The Blind Spot is an ongoing series hosted by The Matinee in which bloggers watch and write about movies they've never seen before. For a list of past entries, visit the home site.
seen on TV @ AMC
This was a totally last-minute post! When I watched Jaws earlier this week, I hadn't planned on writing about it at first, until I realized I hadn't seen it before, and so I thought it would make for a good Blind Spot post for Ryan. Then I remembered there was a Spielberg Blogathon going on this weekend, which I had completely forgotten about! Add it all up, and I knew I could slay twice as many avian creatures with the same hunk of earth. Isn't it great how these things work out sometimes?
I totally thought I had seen Jaws at some point or another in my life. It's one of those movies where if you're a film fan, it's kinda considered part of the unofficial canon, so to speak. So imagine my surprise when I realized about a half hour or so into the movie that no, I really hadn't seen it.
I wish my first time had been on a big screen. There are numerous outdoor movies that play all over the five boroughs during the summer, and Jaws is a fairly regular staple. Granted, not all of the screenings are on large theater-style screens, nor are they all on 35mm film, but still, if ever a movie needs to be seen on the big screen, it's this one. I honestly don't feel like I got the total experience seeing it on TV.
I kept thinking as I watched it that "Oh, yeah, the shark's totally fake." I'd read about all the problems Steven Spielberg had with "Bruce" during filming and his eventual decision to just hide the shark for most of the movie. I'd say this is common knowledge to film fans, bordering on film lore. So I didn't expect to be creeped out by the shark, and I wasn't - much. Yeah, there were moments that felt real, but I think my knowledge of the making of Jaws might have gotten in the way of surrendering to the make-believe, another reason why I wish I had seen this on the big screen instead.
So history shows that Jaws was the movie that begot the blockbuster era of filmmaking, yet looking at it in 2014 for the first time, it strikes me as a far cry from Transformers or The Fast and the Furious or Avengers, and not just for the differences in technological advances. Jaws feels more character driven, for one thing. Even while Brody, Hooper and Quint are out on that boat looking for the shark (I figured out where Kevin Smith got those names from long ago, by the way), Spielberg still finds time for them to share a quiet moment together, swapping stories about brushes with death (a scene Smith parodies in Chasing Amy!).

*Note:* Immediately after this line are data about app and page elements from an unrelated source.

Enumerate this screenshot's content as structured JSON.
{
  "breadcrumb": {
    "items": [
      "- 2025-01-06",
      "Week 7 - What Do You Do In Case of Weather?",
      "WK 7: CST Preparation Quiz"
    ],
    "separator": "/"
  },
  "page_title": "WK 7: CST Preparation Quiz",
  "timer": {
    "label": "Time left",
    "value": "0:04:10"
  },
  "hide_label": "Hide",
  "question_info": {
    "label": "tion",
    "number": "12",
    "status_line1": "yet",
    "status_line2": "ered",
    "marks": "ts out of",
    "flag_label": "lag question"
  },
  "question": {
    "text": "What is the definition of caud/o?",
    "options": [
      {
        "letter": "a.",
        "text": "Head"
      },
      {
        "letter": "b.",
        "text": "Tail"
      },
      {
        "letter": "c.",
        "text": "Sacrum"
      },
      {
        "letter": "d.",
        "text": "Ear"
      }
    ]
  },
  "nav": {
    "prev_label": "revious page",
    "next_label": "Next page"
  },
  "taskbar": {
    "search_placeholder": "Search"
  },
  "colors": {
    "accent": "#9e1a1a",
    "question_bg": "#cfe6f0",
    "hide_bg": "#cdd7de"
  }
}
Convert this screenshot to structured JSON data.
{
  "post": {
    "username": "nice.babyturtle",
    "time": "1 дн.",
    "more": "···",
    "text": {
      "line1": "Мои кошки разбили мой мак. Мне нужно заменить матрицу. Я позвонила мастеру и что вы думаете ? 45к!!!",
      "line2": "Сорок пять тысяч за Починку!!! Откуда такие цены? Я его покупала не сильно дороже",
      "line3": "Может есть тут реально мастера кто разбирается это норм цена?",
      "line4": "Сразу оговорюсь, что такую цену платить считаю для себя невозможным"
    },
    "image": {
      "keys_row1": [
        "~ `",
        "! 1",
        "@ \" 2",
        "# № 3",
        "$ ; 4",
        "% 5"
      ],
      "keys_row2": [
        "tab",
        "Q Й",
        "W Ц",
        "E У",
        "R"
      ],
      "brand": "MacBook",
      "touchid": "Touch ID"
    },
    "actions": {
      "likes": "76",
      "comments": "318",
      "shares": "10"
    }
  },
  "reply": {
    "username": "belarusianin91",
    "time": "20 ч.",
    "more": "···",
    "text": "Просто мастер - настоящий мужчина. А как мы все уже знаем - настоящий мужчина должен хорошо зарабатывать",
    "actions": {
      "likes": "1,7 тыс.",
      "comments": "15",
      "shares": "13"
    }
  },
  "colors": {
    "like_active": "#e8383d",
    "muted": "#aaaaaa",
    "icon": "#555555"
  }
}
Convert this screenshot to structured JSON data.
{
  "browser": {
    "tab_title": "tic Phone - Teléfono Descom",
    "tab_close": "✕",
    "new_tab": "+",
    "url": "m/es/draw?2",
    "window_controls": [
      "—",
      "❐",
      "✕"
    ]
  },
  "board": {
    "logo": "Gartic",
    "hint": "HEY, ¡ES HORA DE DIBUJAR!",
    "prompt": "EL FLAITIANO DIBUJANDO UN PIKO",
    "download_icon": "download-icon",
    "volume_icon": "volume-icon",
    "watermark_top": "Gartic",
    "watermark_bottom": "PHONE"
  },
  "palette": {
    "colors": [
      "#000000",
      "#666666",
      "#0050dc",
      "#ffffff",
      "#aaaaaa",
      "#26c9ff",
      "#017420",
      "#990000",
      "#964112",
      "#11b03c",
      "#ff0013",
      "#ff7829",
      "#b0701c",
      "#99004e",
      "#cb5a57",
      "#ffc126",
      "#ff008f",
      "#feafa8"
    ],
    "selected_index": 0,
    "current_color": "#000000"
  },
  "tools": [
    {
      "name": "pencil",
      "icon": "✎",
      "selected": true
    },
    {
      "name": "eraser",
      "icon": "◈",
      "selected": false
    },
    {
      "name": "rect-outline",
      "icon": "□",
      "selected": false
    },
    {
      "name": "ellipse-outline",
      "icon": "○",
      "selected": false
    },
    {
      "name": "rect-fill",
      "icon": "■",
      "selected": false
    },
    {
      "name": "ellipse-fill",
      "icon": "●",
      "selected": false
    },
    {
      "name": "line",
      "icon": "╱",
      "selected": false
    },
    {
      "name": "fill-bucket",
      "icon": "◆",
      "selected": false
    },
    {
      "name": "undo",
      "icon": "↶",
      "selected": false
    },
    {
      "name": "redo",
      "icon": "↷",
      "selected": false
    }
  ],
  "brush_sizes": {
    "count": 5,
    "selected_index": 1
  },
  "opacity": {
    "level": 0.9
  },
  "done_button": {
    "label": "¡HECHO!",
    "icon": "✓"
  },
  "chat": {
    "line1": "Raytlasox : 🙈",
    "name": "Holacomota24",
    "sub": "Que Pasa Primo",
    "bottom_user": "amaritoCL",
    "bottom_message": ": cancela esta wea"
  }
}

Also, when [SPOILER] dies, it isn't telegraphed in any way. It just happens, and when it did, I was caught totally unprepared for it. I was like, "Wait, he's not really dead, is he?" even though getting chomped in half by "Bruce" would seem to provide a definitive answer to that. There was a recent article (don't have the link) about how movie deaths have lost their meaning and surprise, and indeed, I was hard pressed to think of the last movie death that surprised me - until now.
Obviously, there's something to be said for using actual, physical objects that actors can interact with as opposed to CGI. This is something I've harped on so many times before that it scarcely bears repeating, and Spielberg deserves all the credit in the world for taking a mechanical shark that gave him no end of difficulty and making it look menacing in the finished product.
I'd say that this looks like a Spielberg movie. Something about the cinematography, the editing, the interaction of the actors, feels like 70s/80s-era Spielberg, in ways that writers better versed in film technique than me could describe. The best way I can describe it is by saying that if you showed Jaws and one of the first three Indiana Jones movies back to back to someone who had never heard of Spielberg before, I'm willing to bet that this person would recognize the two as being made by the same man.
So yeah, I like Jaws a lot, but I won't consider myself having really seen it until I see it on a big screen one day. Also, did anyone else have the Jaws home game growing up? I loved that game (even if it's not fondly remembered anymore).
Other Steven Spielberg movies:
Indiana Jones and the Temple of Doom
The Adventures of Tintin
Close Encounters of the Third Kind
Previous Blind Spot movies:
Gone With the Wind